He also had depression early in his career, and has since suffered panic attacks. He says: “This business is hard, the euphoria, the rejection, we experience. I drank a bottle of wine a night up to very recently, it’s what one does, it’s a form of self-medication.”
Alfie says: “You have thousands of people in front of you. You perform to them all. You finish, you get on to a bus. In your hotel room, you’re on your own, and then you think, ‘Now what?’
“It can be a lonely existence sometimes.” But as a double act they have not had to face that loneliness. Alfie says: “There has been nothing depressing about it, it’s been a lot of fun.”
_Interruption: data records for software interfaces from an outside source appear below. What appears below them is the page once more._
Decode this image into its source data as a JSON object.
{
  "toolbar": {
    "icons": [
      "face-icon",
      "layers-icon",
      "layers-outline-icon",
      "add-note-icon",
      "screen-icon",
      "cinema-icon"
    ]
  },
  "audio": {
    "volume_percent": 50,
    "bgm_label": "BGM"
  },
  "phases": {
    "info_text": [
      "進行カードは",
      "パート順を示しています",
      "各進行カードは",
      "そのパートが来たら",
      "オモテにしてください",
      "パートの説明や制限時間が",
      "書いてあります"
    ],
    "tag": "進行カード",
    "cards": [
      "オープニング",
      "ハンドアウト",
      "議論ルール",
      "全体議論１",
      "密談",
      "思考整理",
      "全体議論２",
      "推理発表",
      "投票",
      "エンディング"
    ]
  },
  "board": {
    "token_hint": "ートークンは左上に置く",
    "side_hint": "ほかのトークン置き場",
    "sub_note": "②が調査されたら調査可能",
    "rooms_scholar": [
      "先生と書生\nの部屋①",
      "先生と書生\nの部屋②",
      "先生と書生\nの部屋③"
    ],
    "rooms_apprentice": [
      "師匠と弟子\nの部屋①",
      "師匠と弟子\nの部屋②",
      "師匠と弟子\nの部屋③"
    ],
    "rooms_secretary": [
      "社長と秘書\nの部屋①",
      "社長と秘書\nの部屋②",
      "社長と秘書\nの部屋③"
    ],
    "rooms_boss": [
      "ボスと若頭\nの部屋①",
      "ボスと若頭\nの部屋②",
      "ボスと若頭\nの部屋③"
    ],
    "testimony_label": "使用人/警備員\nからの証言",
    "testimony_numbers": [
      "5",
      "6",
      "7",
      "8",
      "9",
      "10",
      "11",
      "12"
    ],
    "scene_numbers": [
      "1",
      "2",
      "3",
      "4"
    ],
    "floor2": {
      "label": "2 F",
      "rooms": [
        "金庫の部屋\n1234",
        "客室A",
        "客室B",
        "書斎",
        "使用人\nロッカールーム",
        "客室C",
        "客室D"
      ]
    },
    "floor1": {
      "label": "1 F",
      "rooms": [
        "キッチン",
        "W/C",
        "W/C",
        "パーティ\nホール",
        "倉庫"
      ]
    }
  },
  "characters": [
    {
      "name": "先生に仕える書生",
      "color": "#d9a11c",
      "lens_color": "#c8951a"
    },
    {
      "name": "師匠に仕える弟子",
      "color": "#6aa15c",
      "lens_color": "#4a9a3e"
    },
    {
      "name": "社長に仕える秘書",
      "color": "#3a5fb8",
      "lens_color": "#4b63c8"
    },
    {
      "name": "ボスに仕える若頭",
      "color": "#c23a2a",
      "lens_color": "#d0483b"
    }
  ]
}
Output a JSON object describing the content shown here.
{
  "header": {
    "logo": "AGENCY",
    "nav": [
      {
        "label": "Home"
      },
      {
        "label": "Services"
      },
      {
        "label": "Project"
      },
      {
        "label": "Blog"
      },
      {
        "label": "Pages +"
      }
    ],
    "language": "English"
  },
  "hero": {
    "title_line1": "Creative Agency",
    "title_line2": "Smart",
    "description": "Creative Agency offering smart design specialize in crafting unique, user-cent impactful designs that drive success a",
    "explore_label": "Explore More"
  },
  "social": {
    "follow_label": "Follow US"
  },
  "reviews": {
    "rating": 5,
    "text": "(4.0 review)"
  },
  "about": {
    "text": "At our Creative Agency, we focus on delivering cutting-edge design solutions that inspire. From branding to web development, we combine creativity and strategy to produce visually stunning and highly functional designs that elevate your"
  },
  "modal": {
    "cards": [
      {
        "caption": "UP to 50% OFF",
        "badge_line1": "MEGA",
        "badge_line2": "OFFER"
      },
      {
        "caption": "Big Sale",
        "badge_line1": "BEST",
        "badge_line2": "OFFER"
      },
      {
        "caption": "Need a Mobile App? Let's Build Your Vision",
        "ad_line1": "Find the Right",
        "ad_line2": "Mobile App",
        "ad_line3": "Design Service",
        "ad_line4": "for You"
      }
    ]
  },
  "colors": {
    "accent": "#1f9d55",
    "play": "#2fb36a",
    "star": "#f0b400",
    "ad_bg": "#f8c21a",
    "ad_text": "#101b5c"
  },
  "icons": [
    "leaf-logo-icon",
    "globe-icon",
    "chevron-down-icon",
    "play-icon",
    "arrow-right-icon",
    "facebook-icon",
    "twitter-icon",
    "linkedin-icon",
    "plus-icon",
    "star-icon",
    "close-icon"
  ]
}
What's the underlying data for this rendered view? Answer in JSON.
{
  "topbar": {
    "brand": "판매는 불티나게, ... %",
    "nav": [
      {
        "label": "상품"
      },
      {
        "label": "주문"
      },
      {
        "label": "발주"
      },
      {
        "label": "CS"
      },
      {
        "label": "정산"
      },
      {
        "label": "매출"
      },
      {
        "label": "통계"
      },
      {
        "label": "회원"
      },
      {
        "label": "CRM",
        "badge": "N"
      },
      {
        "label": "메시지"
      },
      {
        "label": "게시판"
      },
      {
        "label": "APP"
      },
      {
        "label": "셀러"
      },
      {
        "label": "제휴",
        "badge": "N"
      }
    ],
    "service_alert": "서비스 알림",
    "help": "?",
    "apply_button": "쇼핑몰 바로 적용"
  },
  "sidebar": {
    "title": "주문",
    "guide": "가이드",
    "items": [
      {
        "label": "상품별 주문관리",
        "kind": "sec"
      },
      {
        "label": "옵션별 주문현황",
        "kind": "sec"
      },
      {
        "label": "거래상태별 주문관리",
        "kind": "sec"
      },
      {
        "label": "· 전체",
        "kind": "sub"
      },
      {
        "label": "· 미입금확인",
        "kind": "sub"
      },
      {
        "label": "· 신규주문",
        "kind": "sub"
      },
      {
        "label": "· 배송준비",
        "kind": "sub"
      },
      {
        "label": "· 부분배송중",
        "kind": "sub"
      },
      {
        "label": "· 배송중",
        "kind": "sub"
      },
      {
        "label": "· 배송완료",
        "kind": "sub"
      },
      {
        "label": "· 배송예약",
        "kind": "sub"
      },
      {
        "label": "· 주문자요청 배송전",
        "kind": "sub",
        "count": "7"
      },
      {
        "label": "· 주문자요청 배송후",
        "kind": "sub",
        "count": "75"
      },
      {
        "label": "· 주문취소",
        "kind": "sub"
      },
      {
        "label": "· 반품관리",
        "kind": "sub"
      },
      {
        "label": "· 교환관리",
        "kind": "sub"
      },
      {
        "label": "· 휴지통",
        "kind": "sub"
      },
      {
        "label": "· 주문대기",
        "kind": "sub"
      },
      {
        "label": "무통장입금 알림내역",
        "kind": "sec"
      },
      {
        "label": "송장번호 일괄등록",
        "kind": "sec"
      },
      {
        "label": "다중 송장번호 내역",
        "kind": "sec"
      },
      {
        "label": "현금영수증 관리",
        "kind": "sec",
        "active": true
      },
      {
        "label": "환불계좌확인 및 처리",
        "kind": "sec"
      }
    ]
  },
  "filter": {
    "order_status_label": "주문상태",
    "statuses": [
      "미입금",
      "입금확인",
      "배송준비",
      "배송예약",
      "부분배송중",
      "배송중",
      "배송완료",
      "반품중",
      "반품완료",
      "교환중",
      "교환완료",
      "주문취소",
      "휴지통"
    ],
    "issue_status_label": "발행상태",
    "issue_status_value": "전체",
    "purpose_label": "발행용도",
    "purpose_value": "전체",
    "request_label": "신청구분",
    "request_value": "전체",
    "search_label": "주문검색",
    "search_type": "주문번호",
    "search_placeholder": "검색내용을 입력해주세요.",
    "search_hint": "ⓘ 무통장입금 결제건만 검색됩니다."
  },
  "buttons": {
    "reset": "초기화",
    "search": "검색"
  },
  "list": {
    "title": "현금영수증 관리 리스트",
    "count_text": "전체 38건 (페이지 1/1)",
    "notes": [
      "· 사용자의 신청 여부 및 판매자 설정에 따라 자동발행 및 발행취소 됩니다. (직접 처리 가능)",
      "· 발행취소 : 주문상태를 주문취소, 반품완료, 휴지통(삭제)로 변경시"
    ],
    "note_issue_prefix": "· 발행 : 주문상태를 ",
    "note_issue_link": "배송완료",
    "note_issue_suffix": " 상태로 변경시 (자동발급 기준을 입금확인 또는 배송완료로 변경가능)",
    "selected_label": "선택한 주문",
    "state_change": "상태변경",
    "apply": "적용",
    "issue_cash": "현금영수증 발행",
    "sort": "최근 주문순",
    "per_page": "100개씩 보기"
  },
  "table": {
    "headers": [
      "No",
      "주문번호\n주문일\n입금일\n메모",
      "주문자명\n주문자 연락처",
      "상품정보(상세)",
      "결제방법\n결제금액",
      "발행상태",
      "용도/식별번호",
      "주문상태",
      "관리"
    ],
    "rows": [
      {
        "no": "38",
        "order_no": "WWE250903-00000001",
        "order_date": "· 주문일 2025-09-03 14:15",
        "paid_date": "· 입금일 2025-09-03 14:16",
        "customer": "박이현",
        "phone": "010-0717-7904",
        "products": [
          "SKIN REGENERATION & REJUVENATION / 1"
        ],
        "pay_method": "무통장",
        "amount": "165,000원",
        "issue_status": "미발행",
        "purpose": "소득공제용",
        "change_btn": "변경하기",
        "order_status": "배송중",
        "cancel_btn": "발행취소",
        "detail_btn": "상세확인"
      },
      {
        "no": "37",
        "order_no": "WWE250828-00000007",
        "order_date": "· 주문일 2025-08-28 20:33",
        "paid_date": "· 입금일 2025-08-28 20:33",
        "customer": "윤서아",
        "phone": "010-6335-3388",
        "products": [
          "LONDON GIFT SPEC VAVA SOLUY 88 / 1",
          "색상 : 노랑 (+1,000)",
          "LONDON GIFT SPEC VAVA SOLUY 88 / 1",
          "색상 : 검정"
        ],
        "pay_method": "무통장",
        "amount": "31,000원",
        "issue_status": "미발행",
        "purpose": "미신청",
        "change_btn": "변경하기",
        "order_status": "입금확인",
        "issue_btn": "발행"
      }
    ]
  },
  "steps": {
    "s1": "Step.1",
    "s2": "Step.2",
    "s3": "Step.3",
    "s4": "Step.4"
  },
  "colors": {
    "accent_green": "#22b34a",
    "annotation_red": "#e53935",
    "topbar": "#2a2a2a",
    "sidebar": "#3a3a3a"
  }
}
Michael, who came second for the UK in Eurovision 1992 with One Step Out of Time, says: “We finish the gig together and you see those people standing and cheering, and you have the statistics of the album coming in, and you have someone who absolutely gets it, and gets the pitfalls and the pressures.
To look someone in the eye and say, ‘We’ve got this’. Nothing can touch it.” The friends, who have known each other since they appeared in West End musical Kismet together 11 years ago, are clearly good for each other.
Working with heartthrob Alfie helped persuade Michael to get in shape and he has lost 2st in around eight weeks. His partner of 25 years, Cathy McGowan, 73, a TV presenter in the 1960s, bought him a session with a nutritionist to get him on the right track.
Nodding to Alfie, Michael says: “I was sitting next to Captain America. I was feeling rubbish. We did this tour in the summer and they had these huge screens and I caught sight of myself and I was bright red and sweating and I thought, ‘That’s not you’.”
The pair have a genuine friendship, despite their different backgrounds.
After drama school, Michael got straight into musicals, famously Les Mis and The Phantom of the Opera.
Alfie forged a career after being discovered singing, aged 19, while he worked as a mechanic in his hometown, Blackpool. He got into the Royal College of Music, but had to sleep rough along the way.
He says: “I’d do a posh concert in a palace and then sleep on a bench.”
Starting out, he even posted a little plea for help through his idol Michael Ball’s letterbox. It wasn’t answered.
Michael says: “I honestly don’t remember. I have apologised for it.”
Alfie quips: “It didn’t affect my career.” Michael adds: “No, you’ve done all right.”